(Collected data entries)
· · ·

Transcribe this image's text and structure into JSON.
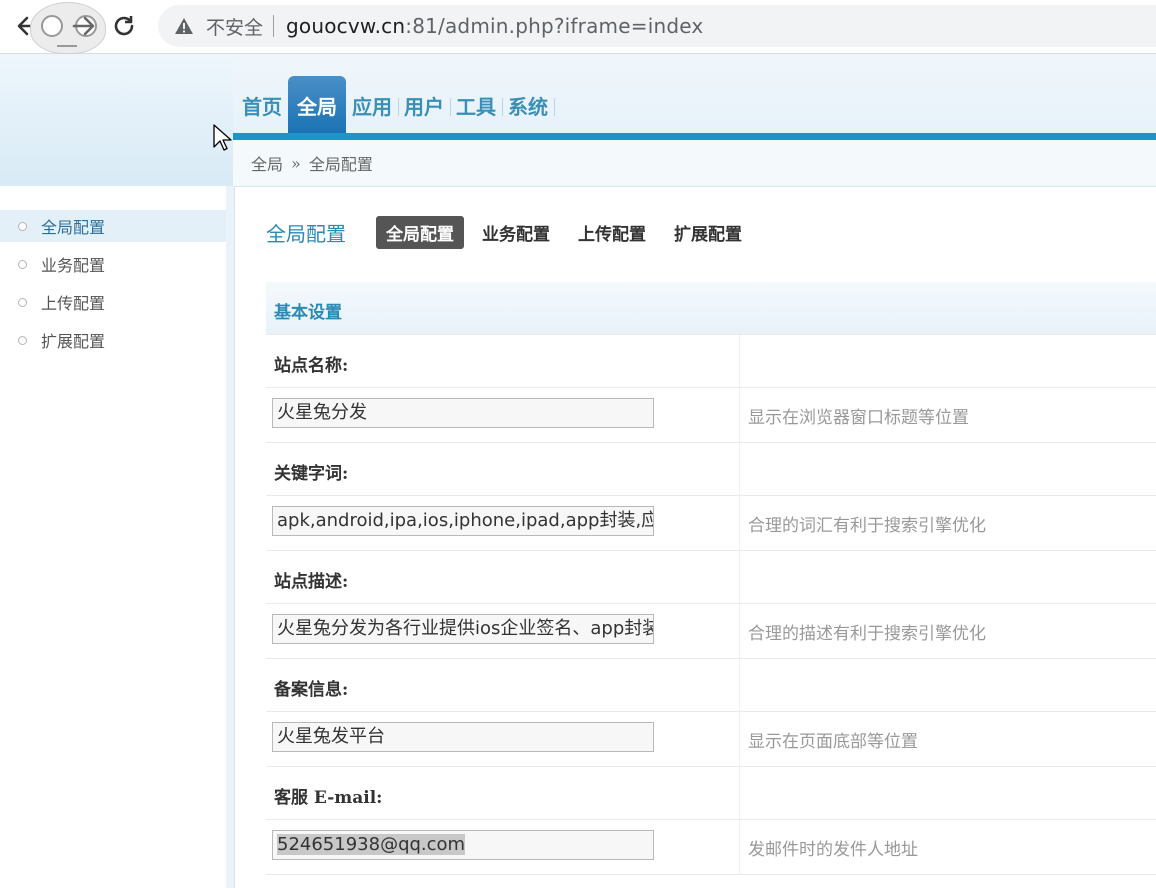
{
  "browser": {
    "security_label": "不安全",
    "url_host": "gouocvw.cn",
    "url_rest": ":81/admin.php?iframe=index"
  },
  "mainnav": {
    "items": [
      {
        "label": "首页",
        "active": false
      },
      {
        "label": "全局",
        "active": true
      },
      {
        "label": "应用",
        "active": false
      },
      {
        "label": "用户",
        "active": false
      },
      {
        "label": "工具",
        "active": false
      },
      {
        "label": "系统",
        "active": false
      }
    ]
  },
  "breadcrumb": {
    "root": "全局",
    "separator": "»",
    "current": "全局配置"
  },
  "sidebar": {
    "items": [
      {
        "label": "全局配置",
        "active": true
      },
      {
        "label": "业务配置",
        "active": false
      },
      {
        "label": "上传配置",
        "active": false
      },
      {
        "label": "扩展配置",
        "active": false
      }
    ]
  },
  "content": {
    "title": "全局配置",
    "tabs": [
      {
        "label": "全局配置",
        "active": true
      },
      {
        "label": "业务配置",
        "active": false
      },
      {
        "label": "上传配置",
        "active": false
      },
      {
        "label": "扩展配置",
        "active": false
      }
    ],
    "section_title": "基本设置",
    "fields": [
      {
        "label": "站点名称:",
        "value": "火星兔分发",
        "hint": "显示在浏览器窗口标题等位置"
      },
      {
        "label": "关键字词:",
        "value": "apk,android,ipa,ios,iphone,ipad,app封装,应",
        "hint": "合理的词汇有利于搜索引擎优化"
      },
      {
        "label": "站点描述:",
        "value": "火星兔分发为各行业提供ios企业签名、app封装",
        "hint": "合理的描述有利于搜索引擎优化"
      },
      {
        "label": "备案信息:",
        "value": "火星兔发平台",
        "hint": "显示在页面底部等位置"
      },
      {
        "label": "客服 E-mail:",
        "value": "524651938@qq.com",
        "hint": "发邮件时的发件人地址"
      }
    ]
  },
  "colors": {
    "accent": "#1d95c8",
    "nav_active": "#1a72b3",
    "tab_active": "#555555"
  }
}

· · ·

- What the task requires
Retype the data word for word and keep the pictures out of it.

- Exercise result
Transcribe this image's text and structure into JSON.
{
  "browser": {
    "security_label": "不安全",
    "url_host": "gouocvw.cn",
    "url_rest": ":81/admin.php?iframe=index"
  },
  "mainnav": {
    "items": [
      {
        "label": "首页",
        "active": false
      },
      {
        "label": "全局",
        "active": true
      },
      {
        "label": "应用",
        "active": false
      },
      {
        "label": "用户",
        "active": false
      },
      {
        "label": "工具",
        "active": false
      },
      {
        "label": "系统",
        "active": false
      }
    ]
  },
  "breadcrumb": {
    "root": "全局",
    "separator": "»",
    "current": "全局配置"
  },
  "sidebar": {
    "items": [
      {
        "label": "全局配置",
        "active": true
      },
      {
        "label": "业务配置",
        "active": false
      },
      {
        "label": "上传配置",
        "active": false
      },
      {
        "label": "扩展配置",
        "active": false
      }
    ]
  },
  "content": {
    "title": "全局配置",
    "tabs": [
      {
        "label": "全局配置",
        "active": true
      },
      {
        "label": "业务配置",
        "active": false
      },
      {
        "label": "上传配置",
        "active": false
      },
      {
        "label": "扩展配置",
        "active": false
      }
    ],
    "section_title": "基本设置",
    "fields": [
      {
        "label": "站点名称:",
        "value": "火星兔分发",
        "hint": "显示在浏览器窗口标题等位置"
      },
      {
        "label": "关键字词:",
        "value": "apk,android,ipa,ios,iphone,ipad,app封装,应",
        "hint": "合理的词汇有利于搜索引擎优化"
      },
      {
        "label": "站点描述:",
        "value": "火星兔分发为各行业提供ios企业签名、app封装",
        "hint": "合理的描述有利于搜索引擎优化"
      },
      {
        "label": "备案信息:",
        "value": "火星兔发平台",
        "hint": "显示在页面底部等位置"
      },
      {
        "label": "客服 E-mail:",
        "value": "524651938@qq.com",
        "hint": "发邮件时的发件人地址"
      }
    ]
  },
  "colors": {
    "accent": "#1d95c8",
    "nav_active": "#1a72b3",
    "tab_active": "#555555"
  }
}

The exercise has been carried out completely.